        "pagerfanta/doctrine-orm-adapter": "^3.3", // v3.3.0
        "pagerfanta/twig": "^3.3", // v3.3.0
        "phpdocumentor/reflection-docblock": "^5.2", // 5.2.2
        "scheb/2fa-bundle": "^5.12", // v5.12.1
        "scheb/2fa-qr-code": "^5.12", // v5.12.1
        "scheb/2fa-totp": "^5.12", // v5.12.1
        "sensio/framework-extra-bundle": "^6.0", // v6.2.0
        "stof/doctrine-extensions-bundle": "^1.4", // v1.6.0
        "symfony/asset": "5.3.*", // v5.3.4
        "symfony/console": "5.3.*", // v5.3.7
        "symfony/dotenv": "5.3.*", // v5.3.8
        "symfony/flex": "^1.3.1", // v1.17.5
        "symfony/form": "5.3.*", // v5.3.8
        "symfony/framework-bundle": "5.3.*", // v5.3.8
        "symfony/monolog-bundle": "^3.0", // v3.7.0
        "symfony/property-access": "5.3.*", // v5.3.8
        "symfony/property-info": "5.3.*", // v5.3.8
        "symfony/rate-limiter": "5.3.*", // v5.3.4
        "symfony/runtime": "5.3.*", // v5.3.4
        "symfony/security-bundle": "5.3.*", // v5.3.8
        "symfony/serializer": "5.3.*", // v5.3.8
        "symfony/stopwatch": "5.3.*", // v5.3.4
        "symfony/twig-bundle": "5.3.*", // v5.3.4
        "symfony/ux-chartjs": "^1.3", // v1.3.0
        "symfony/validator": "5.3.*", // v5.3.8
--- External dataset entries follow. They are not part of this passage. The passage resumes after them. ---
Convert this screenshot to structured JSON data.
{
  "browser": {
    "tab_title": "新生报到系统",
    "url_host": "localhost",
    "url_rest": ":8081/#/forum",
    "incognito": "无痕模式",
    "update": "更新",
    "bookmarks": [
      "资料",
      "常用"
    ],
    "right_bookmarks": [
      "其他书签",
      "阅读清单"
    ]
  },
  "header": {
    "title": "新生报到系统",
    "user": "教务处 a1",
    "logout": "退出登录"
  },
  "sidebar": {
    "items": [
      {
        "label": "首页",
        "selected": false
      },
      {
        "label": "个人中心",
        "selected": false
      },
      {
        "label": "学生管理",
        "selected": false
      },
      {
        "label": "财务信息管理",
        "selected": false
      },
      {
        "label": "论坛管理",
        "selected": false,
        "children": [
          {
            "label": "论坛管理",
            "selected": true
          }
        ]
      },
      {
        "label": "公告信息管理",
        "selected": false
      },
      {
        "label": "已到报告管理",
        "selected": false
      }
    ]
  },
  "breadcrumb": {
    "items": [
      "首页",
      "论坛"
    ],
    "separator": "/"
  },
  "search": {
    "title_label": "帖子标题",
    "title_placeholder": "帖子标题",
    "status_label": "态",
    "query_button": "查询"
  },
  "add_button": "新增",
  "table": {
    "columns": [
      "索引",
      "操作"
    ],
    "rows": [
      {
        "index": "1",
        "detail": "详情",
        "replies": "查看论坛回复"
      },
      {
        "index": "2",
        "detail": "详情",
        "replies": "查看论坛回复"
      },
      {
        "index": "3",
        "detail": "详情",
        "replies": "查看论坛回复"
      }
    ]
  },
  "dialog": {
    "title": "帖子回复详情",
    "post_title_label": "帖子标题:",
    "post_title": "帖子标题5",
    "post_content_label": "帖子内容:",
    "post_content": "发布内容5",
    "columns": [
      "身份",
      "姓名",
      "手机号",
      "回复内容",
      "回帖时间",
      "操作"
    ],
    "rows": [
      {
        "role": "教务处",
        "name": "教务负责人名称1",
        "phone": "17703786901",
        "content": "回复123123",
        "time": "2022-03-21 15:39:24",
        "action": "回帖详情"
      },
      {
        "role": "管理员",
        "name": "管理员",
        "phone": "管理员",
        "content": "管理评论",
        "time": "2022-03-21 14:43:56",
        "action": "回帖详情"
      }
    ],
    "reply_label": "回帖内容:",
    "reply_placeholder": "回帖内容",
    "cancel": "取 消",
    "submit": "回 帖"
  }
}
        "symfony/webpack-encore-bundle": "^1.7", // v1.12.0
        "symfony/yaml": "5.3.*", // v5.3.6
        "symfonycasts/verify-email-bundle": "^1.5", // v1.5.0
        "twig/extra-bundle": "^2.12|^3.0", // v3.3.3
        "twig/string-extra": "^3.3", // v3.3.3
        "twig/twig": "^2.12|^3.0" // v3.3.3
    },
    "require-dev": {
        "doctrine/doctrine-fixtures-bundle": "^3.3", // 3.4.0
        "symfony/debug-bundle": "5.3.*", // v5.3.4
        "symfony/maker-bundle": "^1.15", // v1.34.0
        "symfony/var-dumper": "5.3.*", // v5.3.8
        "symfony/web-profiler-bundle": "5.3.*", // v5.3.8
        "zenstruck/foundry": "^1.1" // v1.13.3
    }
}